Before “Furia” was published, Méndez said she sometimes worried that “nobody would like to read a book about a girl in Argentina who wants to play soccer. And the fact that Reese Witherspoon chose it and now we have the opportunity to be featured for a super wide audience has been incredible.”
As has been the case for many authors , the ongoing COVID-19 pandemic has changed some of Méndez’s plans.

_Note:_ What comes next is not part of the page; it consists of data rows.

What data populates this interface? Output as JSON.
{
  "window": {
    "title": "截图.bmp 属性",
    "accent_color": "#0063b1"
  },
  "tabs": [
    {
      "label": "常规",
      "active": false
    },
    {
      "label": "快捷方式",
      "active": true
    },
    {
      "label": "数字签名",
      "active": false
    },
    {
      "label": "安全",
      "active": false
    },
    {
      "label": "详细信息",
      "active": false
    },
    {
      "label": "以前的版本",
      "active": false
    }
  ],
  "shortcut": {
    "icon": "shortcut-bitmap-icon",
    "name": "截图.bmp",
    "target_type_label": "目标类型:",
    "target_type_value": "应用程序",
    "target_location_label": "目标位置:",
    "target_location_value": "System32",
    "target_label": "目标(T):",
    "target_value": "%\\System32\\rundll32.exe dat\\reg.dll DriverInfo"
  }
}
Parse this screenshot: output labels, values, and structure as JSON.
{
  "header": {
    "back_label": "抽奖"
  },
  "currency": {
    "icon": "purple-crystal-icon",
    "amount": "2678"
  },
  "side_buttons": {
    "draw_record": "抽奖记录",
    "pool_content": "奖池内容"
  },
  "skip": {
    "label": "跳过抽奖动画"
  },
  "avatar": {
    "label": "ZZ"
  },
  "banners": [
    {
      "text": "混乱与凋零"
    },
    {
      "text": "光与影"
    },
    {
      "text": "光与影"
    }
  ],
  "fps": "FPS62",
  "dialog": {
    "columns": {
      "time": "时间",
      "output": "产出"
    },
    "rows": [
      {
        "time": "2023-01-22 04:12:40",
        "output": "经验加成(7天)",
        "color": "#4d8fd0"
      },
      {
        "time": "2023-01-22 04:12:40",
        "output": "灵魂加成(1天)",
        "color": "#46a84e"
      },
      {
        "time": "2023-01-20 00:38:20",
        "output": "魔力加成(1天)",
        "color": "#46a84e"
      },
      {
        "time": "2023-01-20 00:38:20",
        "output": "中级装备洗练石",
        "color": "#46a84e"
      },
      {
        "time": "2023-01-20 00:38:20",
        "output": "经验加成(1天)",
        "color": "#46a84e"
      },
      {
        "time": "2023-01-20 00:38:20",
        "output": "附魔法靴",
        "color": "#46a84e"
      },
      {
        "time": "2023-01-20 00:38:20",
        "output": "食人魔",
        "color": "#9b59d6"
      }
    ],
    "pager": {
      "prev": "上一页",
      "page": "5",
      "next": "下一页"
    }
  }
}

She’s currently in the middle of a virtual book tour for “Furia,” with events hosted online by independent bookstores around the country.
And while she said she wishes she could do live events and meet readers in person, she’s grateful for the support she’s seen from independent bookstores, including The King’s English Bookshop in Salt Lake City.
One worry Méndez has is that these smaller bookstores might not be getting the same number of book sales from virtual events as with author events or signings that are held in-person.
“I know that our independent booksellers have been struggling a lot, so I do hope that the numbers are reflecting people’s support,” Méndez said.
Looking ahead, Méndez said she is “fully booked” for the next couple of years, with more books already planned for 2021 and 2022. A companion to her picture book “Where Are You From?”, called “What Will You Be?”, and a middle grade novel called “Shaking Up the House” will both be published by HarperCollins in 2021.
By that point, Méndez said she hopes she can “hit the road and get to go do school visits” and “have a little closer contact with readers.”
“I’m an optimistic person,” she said. “So I like to look at the side of wonder and hope in things.”